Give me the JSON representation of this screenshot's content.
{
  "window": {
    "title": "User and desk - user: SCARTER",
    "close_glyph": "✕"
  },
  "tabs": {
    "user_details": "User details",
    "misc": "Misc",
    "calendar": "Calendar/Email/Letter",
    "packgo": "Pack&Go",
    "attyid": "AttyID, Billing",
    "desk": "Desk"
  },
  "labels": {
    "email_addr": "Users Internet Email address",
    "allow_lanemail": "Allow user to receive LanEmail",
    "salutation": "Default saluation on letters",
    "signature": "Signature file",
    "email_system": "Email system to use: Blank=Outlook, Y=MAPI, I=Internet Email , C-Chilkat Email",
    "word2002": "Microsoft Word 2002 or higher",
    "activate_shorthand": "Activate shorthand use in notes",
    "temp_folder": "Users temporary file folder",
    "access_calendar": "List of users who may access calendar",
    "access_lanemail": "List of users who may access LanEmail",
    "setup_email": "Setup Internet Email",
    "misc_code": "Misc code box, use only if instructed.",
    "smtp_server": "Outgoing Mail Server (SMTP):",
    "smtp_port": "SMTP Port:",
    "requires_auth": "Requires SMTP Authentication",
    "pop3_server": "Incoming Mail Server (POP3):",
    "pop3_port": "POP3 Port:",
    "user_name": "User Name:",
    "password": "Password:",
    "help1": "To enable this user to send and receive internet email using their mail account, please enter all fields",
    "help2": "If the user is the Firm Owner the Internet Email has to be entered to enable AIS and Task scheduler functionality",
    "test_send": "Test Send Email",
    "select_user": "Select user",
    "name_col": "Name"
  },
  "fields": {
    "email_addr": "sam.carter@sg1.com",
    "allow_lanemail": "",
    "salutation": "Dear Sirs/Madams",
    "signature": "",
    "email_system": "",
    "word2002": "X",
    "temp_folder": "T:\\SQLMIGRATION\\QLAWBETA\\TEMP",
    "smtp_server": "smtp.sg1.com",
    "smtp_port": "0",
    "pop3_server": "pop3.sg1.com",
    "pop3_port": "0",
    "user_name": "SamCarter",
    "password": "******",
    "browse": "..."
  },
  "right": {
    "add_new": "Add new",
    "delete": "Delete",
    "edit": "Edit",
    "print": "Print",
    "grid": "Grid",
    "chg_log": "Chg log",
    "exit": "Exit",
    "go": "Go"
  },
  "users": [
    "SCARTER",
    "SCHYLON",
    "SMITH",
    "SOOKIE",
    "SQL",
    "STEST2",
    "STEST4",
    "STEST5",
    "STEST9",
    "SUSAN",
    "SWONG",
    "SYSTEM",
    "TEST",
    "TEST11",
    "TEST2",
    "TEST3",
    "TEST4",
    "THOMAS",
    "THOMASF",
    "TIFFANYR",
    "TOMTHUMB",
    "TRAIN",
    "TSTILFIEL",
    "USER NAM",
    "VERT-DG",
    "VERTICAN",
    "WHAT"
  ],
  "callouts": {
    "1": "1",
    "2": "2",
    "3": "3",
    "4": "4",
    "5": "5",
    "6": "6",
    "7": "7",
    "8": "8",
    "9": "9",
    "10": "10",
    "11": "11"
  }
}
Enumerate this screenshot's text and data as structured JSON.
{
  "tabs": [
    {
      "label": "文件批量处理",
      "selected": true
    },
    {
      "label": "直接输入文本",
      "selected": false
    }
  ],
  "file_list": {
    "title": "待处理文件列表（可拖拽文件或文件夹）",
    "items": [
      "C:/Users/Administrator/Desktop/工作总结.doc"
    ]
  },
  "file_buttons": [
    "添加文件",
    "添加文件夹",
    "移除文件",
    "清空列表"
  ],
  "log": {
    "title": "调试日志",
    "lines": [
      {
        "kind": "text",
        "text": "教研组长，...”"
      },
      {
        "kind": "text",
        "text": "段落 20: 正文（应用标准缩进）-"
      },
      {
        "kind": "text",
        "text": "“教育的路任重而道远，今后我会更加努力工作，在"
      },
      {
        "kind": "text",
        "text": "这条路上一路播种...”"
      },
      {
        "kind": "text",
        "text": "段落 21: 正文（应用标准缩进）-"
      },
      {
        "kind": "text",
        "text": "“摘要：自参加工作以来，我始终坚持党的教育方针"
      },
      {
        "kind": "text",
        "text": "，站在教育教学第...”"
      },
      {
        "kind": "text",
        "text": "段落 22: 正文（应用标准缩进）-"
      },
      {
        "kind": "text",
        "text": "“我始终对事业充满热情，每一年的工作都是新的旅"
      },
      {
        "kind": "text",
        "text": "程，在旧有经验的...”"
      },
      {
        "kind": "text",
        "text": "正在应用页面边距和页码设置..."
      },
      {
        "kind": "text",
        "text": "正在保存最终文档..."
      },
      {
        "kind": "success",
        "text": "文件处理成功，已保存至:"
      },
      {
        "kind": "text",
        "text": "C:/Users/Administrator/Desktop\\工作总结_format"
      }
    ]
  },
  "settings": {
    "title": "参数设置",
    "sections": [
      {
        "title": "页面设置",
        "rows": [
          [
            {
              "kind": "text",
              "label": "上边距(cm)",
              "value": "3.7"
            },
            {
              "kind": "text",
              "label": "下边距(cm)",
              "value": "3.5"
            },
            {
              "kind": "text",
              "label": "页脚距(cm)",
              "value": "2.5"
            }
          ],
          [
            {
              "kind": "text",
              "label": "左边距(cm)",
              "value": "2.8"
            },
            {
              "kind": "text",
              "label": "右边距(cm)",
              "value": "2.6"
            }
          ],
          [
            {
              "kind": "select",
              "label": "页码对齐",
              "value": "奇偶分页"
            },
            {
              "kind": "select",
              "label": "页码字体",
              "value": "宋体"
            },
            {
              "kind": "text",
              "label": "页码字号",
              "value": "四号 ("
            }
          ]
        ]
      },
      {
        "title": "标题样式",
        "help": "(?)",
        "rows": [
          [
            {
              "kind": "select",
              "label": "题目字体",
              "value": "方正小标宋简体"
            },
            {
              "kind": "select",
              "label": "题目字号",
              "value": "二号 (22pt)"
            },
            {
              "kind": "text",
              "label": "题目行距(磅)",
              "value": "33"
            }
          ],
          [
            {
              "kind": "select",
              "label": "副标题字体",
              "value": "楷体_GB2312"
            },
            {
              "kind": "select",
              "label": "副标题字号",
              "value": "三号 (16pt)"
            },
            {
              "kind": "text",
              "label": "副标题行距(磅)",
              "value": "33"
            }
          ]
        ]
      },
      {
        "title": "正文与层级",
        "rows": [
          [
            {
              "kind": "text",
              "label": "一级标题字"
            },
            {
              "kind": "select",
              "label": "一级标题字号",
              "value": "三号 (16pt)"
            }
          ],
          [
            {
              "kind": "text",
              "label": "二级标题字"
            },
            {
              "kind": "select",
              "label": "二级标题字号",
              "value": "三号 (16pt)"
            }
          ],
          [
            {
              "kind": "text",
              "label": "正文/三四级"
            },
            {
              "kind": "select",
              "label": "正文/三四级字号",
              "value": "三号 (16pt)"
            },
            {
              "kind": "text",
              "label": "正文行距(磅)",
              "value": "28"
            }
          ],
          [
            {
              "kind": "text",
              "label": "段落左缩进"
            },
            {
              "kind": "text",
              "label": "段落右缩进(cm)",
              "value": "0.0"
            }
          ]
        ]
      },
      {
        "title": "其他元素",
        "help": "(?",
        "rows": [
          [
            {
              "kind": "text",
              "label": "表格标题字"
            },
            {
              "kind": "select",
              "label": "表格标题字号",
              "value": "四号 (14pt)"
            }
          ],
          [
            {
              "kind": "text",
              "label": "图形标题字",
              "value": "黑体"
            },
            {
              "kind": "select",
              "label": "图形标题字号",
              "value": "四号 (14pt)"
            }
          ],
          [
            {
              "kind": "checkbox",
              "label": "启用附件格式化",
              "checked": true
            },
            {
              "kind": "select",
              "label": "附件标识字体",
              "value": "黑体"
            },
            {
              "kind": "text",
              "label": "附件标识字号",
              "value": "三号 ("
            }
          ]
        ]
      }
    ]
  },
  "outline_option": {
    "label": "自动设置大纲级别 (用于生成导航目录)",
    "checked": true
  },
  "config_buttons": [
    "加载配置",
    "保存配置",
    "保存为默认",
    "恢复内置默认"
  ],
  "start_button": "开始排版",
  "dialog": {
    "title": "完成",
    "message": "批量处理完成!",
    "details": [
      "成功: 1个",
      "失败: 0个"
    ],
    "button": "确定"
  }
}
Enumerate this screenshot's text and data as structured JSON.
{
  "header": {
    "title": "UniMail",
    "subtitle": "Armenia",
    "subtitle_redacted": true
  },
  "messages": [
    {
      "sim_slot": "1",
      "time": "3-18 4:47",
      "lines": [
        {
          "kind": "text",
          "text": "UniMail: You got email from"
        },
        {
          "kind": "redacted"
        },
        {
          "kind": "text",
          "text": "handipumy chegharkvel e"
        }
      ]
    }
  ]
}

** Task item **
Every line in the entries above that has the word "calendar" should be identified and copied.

** Exercise result **
    "calendar": "Calendar/Email/Letter",
    "access_calendar": "List of users who may access calendar",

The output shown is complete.